* [PROBLEM STATEMENT] From the first line to the last, write out the records exactly.

* [DATASET EXCERPTS]
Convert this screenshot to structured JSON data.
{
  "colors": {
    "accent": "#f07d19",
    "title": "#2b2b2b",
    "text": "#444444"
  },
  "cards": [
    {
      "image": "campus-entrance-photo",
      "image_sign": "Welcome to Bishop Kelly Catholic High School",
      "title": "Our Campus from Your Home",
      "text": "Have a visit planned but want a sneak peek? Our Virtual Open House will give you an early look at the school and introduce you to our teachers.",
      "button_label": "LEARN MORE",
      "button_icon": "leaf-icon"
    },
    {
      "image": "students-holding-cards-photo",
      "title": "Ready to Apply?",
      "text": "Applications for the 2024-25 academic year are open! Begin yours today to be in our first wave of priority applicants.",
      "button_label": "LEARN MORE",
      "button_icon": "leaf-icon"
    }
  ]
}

* [ANSWER TO THIS EXERCISE]
Convert this screenshot to structured JSON data.
{
  "colors": {
    "accent": "#f07d19",
    "title": "#2b2b2b",
    "text": "#444444"
  },
  "cards": [
    {
      "image": "campus-entrance-photo",
      "image_sign": "Welcome to Bishop Kelly Catholic High School",
      "title": "Our Campus from Your Home",
      "text": "Have a visit planned but want a sneak peek? Our Virtual Open House will give you an early look at the school and introduce you to our teachers.",
      "button_label": "LEARN MORE",
      "button_icon": "leaf-icon"
    },
    {
      "image": "students-holding-cards-photo",
      "title": "Ready to Apply?",
      "text": "Applications for the 2024-25 academic year are open! Begin yours today to be in our first wave of priority applicants.",
      "button_label": "LEARN MORE",
      "button_icon": "leaf-icon"
    }
  ]
}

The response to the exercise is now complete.